Alec took questions from the audience from which David gave us a further insight into what his job involved. Local knowledge was required in the first instance and then once the locations were agreed upon a lot of organising was to be done to allow the shoot to take place. Permission to film had to be obtained especially on private land and public parks, road closures arranged where required, public likely to be effected by the film and its equipment have to be informed. For this moderately budgeted movie there was a total crew of around 100, fifty of which would be on set at any one time. 18 out of the 32 Scottish local authorities were involved in some way. Generally, he told us, it was a purple patch for TV and films at present but the cash cow for filmmakers, which includes location work carried out by companies like his own, was in advertising. Most of his work is internal and can be anywhere from a council house up to a grand manor house but most importantly it’s the film crew base that dictates the radius of where you can film and this in turn is down to the films budget. He ended the discussion by saying that it was imperative that Scotland should have its own permanent film studios.

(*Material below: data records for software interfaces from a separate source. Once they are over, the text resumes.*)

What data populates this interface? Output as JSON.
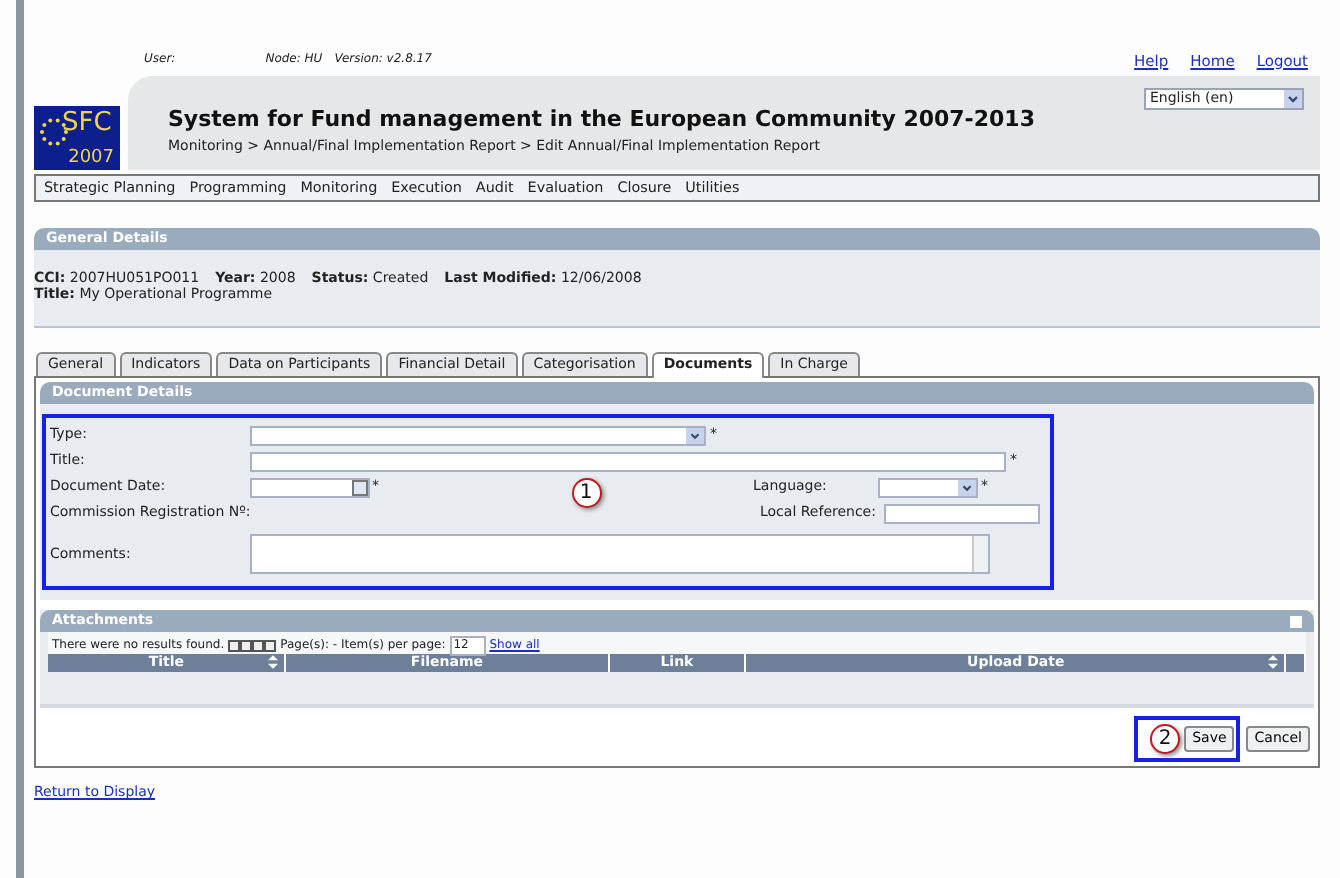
{
  "user_bar": {
    "user_label": "User:",
    "node": "Node: HU",
    "version": "Version: v2.8.17"
  },
  "top_links": [
    "Help",
    "Home",
    "Logout"
  ],
  "header": {
    "title": "System for Fund management in the European Community 2007-2013",
    "breadcrumb": "Monitoring > Annual/Final Implementation Report > Edit Annual/Final Implementation Report",
    "logo_text": "SFC",
    "logo_year": "2007",
    "language": "English (en)"
  },
  "menu": [
    "Strategic Planning",
    "Programming",
    "Monitoring",
    "Execution",
    "Audit",
    "Evaluation",
    "Closure",
    "Utilities"
  ],
  "general_details": {
    "heading": "General Details",
    "fields": [
      {
        "label": "CCI:",
        "value": "2007HU051PO011"
      },
      {
        "label": "Year:",
        "value": "2008"
      },
      {
        "label": "Status:",
        "value": "Created"
      },
      {
        "label": "Last Modified:",
        "value": "12/06/2008"
      }
    ],
    "title_label": "Title:",
    "title_value": "My Operational Programme"
  },
  "tabs": [
    {
      "label": "General",
      "selected": false
    },
    {
      "label": "Indicators",
      "selected": false
    },
    {
      "label": "Data on Participants",
      "selected": false
    },
    {
      "label": "Financial Detail",
      "selected": false
    },
    {
      "label": "Categorisation",
      "selected": false
    },
    {
      "label": "Documents",
      "selected": true
    },
    {
      "label": "In Charge",
      "selected": false
    }
  ],
  "document_details": {
    "heading": "Document Details",
    "callout": "1",
    "fields": [
      {
        "label": "Type:",
        "kind": "select",
        "required": true
      },
      {
        "label": "Title:",
        "kind": "text",
        "required": true
      },
      {
        "label": "Document Date:",
        "kind": "date",
        "required": true
      },
      {
        "label": "Commission Registration Nº:",
        "kind": "none",
        "required": false
      },
      {
        "label": "Comments:",
        "kind": "textarea",
        "required": false
      }
    ],
    "side_fields": [
      {
        "label": "Language:",
        "kind": "select",
        "required": true
      },
      {
        "label": "Local Reference:",
        "kind": "text",
        "required": false
      }
    ],
    "required_mark": "*"
  },
  "attachments": {
    "heading": "Attachments",
    "message": "There were no results found.",
    "pages_label": "Page(s): - Item(s) per page:",
    "per_page": "12",
    "show_all": "Show all",
    "columns": [
      {
        "label": "Title",
        "sortable": true
      },
      {
        "label": "Filename",
        "sortable": false
      },
      {
        "label": "Link",
        "sortable": false
      },
      {
        "label": "Upload Date",
        "sortable": true
      }
    ]
  },
  "save_callout": "2",
  "buttons": [
    "Save",
    "Cancel"
  ],
  "return_link": "Return to Display"
}
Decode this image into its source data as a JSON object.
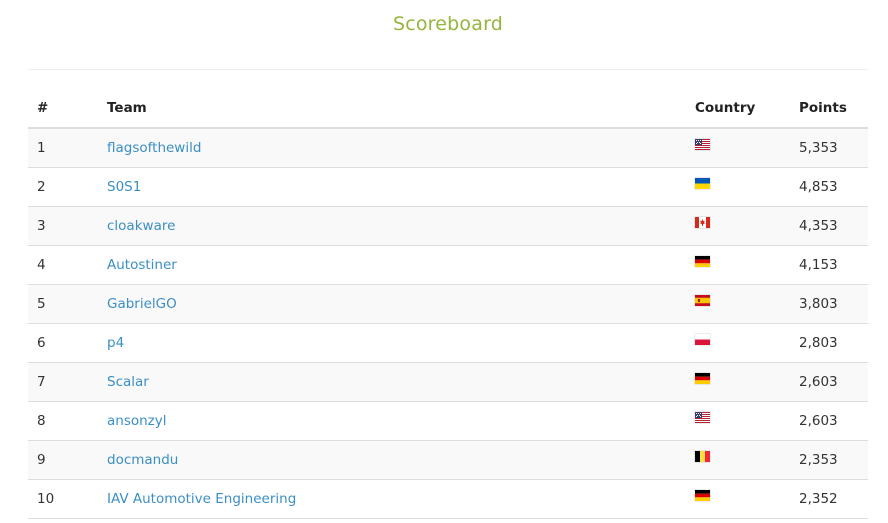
{
  "title": "Scoreboard",
  "columns": {
    "rank": "#",
    "team": "Team",
    "country": "Country",
    "points": "Points"
  },
  "rows": [
    {
      "rank": "1",
      "team": "flagsofthewild",
      "country": "us-flag-icon",
      "points": "5,353"
    },
    {
      "rank": "2",
      "team": "S0S1",
      "country": "ua-flag-icon",
      "points": "4,853"
    },
    {
      "rank": "3",
      "team": "cloakware",
      "country": "ca-flag-icon",
      "points": "4,353"
    },
    {
      "rank": "4",
      "team": "Autostiner",
      "country": "de-flag-icon",
      "points": "4,153"
    },
    {
      "rank": "5",
      "team": "GabrielGO",
      "country": "es-flag-icon",
      "points": "3,803"
    },
    {
      "rank": "6",
      "team": "p4",
      "country": "pl-flag-icon",
      "points": "2,803"
    },
    {
      "rank": "7",
      "team": "Scalar",
      "country": "de-flag-icon",
      "points": "2,603"
    },
    {
      "rank": "8",
      "team": "ansonzyl",
      "country": "us-flag-icon",
      "points": "2,603"
    },
    {
      "rank": "9",
      "team": "docmandu",
      "country": "be-flag-icon",
      "points": "2,353"
    },
    {
      "rank": "10",
      "team": "IAV Automotive Engineering",
      "country": "de-flag-icon",
      "points": "2,352"
    }
  ],
  "colors": {
    "title": "#95b53c",
    "link": "#3b8fc6",
    "stripe": "#f9f9f9",
    "border": "#dddddd"
  }
}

I do agree with what Alec said in his introduction that Under the Skin was no ordinary film and would not be to everyone’s taste, this included mine. Cards on the table - I am not a great science fiction fan, more into reality than fantasy but at least Glazer’s film was ‘grounded’ most of the time. By this I mean that it was set amongst modern day realism and highlighted the weakness of men who think with their penis and not with there brain and also it tried to make us believe that a visitor to our world would attempt to turn native for some reason. Although the alien had no feelings, leaving a baby to die in the most horrendous circumstances, she is happy to try a slice of chocolate cake! And on attempting sexual intercourse realises that the female species needs a vagina to successfully complete this operation, but that’s an alien for you - at least the ones that are sent to earth to prey on unsuspecting members of the male species!
Seriously, this is a very unsettling film that completely lacked humour (other than Tommy Cooper – your need to see the film!) and emotion. There were a couple of really disturbing scene’s, the one I have already mentioned with the baby on the beech and another which involved a facially disfigured man, Adam Pearson who suffers from the skin condition Neurofromatosis, which really left a bad taste. But it is an intelligent film with some rather distinctive cinematography and a very good performance from our female lead. The narrative raises two main questions which we the audience have to grapple with. The first is the obvious one: for what purpose did this person come to earth and why is it killing men, and the second is what’s the tie-up between the motorcyclist and the alien, questions that are never really answered. David Taylor described it as a ‘marmite film’ one that you will either like of hate! I must say that it’s never a good sign if I’m pleased that a movie has finished, but I would not go as far as saying I hated it, I just could not appreciate its entertainment value. Although since I have seen it I can’t get it out of my head!